“Evidence-based measures are required to boost staff knowledge base of preanalytical blood sample haemolysis for standardised and quality service. Monitoring and evaluation of the training, conducting and monitoring haemolysis rate are equally crucial.” Makhumula-Nkhoma et al (2014).
Blood sample haemolysis knowledge among clinical staff and phlebotomists http://ctt.ec/dk793+ @ivteam #ivteam
Makhumula-Nkhoma, N., Whittaker, V. and McSherry, R. (2014) Level of confidence in venepuncture and knowledge in determining causes of blood sample haemolysis among clinical staff and phlebotomists. Journal of Clinical Nursing. May 9th. .
AIMS AND OBJECTIVES: To investigate the association between confidence level in venepuncture and knowledge in determining causes of blood sample haemolysis among clinical staff and phlebotomists.

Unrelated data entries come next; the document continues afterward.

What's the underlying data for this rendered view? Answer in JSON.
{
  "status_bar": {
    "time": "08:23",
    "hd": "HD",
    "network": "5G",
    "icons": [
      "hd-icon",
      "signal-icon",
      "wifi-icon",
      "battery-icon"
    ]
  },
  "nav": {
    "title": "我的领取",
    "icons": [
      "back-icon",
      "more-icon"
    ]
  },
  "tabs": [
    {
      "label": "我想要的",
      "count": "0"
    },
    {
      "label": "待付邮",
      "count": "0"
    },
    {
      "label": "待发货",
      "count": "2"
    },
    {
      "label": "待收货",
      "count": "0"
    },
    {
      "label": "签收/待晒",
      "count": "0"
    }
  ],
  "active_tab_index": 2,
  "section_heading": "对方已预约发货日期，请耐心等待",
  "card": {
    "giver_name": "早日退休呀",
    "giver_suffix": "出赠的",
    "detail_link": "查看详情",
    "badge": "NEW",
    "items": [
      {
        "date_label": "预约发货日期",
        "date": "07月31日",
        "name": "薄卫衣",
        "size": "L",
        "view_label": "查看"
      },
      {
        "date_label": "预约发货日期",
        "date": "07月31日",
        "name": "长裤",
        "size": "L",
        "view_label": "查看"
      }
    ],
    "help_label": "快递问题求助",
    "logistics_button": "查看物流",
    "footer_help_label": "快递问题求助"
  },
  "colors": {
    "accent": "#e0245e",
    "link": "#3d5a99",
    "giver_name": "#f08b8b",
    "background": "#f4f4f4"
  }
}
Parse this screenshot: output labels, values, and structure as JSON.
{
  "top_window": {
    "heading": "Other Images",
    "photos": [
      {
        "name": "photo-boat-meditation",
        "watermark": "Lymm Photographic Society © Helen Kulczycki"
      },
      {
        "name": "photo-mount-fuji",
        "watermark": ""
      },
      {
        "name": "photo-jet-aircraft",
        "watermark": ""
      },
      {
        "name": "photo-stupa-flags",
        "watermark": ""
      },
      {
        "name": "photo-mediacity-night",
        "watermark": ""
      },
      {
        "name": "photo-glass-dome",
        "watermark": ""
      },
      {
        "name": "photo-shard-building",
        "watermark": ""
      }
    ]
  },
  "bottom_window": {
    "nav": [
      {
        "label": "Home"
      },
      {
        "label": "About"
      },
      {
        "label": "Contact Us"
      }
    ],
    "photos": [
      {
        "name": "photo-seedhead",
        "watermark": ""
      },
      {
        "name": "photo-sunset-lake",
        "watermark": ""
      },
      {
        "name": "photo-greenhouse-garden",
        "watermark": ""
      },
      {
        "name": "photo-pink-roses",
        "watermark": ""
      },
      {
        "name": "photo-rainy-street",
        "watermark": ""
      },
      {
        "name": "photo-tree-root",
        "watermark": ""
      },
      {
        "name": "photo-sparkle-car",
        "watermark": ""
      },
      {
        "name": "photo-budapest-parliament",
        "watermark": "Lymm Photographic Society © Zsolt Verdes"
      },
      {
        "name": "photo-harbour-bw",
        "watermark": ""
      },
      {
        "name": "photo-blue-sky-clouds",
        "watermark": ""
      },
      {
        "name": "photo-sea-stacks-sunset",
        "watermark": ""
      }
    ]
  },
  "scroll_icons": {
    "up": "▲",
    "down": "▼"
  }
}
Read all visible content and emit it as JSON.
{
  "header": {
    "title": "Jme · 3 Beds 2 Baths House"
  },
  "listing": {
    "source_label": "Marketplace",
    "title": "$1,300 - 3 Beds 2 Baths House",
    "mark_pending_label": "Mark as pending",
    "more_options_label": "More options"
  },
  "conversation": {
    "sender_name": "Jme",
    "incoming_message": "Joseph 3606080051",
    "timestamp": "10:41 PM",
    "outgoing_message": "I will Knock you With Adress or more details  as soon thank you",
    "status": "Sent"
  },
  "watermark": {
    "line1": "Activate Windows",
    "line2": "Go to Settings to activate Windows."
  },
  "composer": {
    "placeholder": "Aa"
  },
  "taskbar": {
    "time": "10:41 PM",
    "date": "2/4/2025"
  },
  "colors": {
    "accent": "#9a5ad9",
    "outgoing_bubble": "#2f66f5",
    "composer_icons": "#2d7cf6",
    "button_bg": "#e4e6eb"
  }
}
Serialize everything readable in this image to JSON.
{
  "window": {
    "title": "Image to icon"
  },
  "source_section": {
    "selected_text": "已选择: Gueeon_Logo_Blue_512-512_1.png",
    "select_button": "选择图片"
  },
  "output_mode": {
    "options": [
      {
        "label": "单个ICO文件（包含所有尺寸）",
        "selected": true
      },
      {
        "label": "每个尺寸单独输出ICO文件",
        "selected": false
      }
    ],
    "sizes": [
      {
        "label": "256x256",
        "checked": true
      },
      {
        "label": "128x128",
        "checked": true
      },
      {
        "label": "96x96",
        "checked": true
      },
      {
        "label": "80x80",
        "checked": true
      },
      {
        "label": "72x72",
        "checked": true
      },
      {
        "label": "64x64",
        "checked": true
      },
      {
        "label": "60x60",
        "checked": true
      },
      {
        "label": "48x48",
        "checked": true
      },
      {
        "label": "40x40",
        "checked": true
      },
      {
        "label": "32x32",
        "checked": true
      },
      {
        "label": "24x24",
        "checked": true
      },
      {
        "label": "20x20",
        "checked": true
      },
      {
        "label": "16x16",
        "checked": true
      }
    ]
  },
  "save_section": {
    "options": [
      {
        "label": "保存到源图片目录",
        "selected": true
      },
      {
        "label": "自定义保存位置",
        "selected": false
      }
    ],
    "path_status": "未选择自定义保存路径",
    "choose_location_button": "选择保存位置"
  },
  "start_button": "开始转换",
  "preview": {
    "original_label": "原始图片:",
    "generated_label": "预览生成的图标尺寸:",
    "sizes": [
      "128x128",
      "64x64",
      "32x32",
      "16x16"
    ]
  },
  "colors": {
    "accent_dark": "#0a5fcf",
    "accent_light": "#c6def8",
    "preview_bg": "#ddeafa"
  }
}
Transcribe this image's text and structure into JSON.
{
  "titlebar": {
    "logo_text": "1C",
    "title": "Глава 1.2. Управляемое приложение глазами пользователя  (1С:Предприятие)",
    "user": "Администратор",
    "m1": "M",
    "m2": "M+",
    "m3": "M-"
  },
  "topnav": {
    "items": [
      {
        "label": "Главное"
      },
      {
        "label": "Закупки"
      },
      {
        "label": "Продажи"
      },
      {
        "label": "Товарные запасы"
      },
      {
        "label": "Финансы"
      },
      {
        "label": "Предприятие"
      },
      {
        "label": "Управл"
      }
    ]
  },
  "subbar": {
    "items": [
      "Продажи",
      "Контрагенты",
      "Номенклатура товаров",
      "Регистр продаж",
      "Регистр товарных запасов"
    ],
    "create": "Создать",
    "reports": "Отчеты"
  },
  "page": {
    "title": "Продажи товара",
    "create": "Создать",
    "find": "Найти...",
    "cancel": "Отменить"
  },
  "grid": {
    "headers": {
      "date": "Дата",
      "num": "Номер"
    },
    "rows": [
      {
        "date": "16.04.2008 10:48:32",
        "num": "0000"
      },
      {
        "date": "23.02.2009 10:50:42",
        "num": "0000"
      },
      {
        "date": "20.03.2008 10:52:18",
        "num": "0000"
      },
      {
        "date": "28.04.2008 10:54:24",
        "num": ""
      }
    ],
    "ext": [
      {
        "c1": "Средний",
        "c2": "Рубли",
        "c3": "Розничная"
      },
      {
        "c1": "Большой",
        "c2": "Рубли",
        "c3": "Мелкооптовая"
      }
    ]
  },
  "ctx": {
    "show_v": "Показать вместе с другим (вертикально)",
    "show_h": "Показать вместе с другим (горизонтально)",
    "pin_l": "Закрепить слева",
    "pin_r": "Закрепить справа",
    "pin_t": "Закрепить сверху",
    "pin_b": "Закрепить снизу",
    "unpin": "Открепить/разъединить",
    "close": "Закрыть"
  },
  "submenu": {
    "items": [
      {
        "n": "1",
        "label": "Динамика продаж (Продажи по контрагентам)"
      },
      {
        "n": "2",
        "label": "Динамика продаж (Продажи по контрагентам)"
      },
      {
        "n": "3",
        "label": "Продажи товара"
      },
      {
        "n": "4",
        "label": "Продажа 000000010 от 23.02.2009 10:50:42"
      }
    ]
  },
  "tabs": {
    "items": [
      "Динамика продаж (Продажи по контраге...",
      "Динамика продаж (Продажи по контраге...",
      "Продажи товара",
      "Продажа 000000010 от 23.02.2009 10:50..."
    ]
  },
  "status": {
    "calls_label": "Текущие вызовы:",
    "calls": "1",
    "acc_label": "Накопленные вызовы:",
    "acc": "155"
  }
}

BACKGROUND: Various collection methods are used to perform venepuncture, also called phlebotomy, the act of drawing blood from a patient using a needle. The collection method used has an impact on preanalytical blood sample haemolysis. Haemolysis is the breakdown of red blood cells, which makes the sample unsuitable. Despite available evidence on the common causes, extensive literature search showed a lack of published evidence on the association of haemolysis with staff confidence and knowledge.
DESIGN: A quantitative primary research design using survey method.
METHODS: A purposive sample of 290 clinical staff and phlebotomists conducting venepuncture in one North England hospital participated in this quantitative survey. A three-section web-based questionnaire comprising demographic profile, confidence and competence levels, and knowledge sections was used to collect data in 2012. The chi-squared test for independence was used to compare the distribution of responses for categorical data. anova was used to determine mean difference in the knowledge scores of staff with different confidence levels.
RESULTS: Almost 25% clinical staff and phlebotomists participated in the survey. There was an increase in confidence at the last venepuncture among staff of all categories. While doctors’ scores were higher compared with healthcare assistants’, p ≤ 0·001, nurses’ were of wide range and lowest. There was no statistically significant difference (at the 5% level) in the total knowledge scores and confidence level at the last venepuncture F(2,4·690) = 1·67, p = 0·31 among staff of all categories.
CONCLUSION: Evidence-based measures are required to boost staff knowledge base of preanalytical blood sample haemolysis for standardised and quality service. Monitoring and evaluation of the training, conducting and monitoring haemolysis rate are equally crucial.
RELEVANCE TO CLINICAL PRACTICE: Although the hospital is succeeding in providing regular training in venepuncture, this is only one aspect of quality. The process and outcome also need interventions.
Other intravenous and vascular access resources that may be of interest (External links – IVTEAM has no responsibility for content).
- Guide for intravenous chemotherapy and associated vascular access devices from Macmillan.
- CancerUK IV chemotherapy information.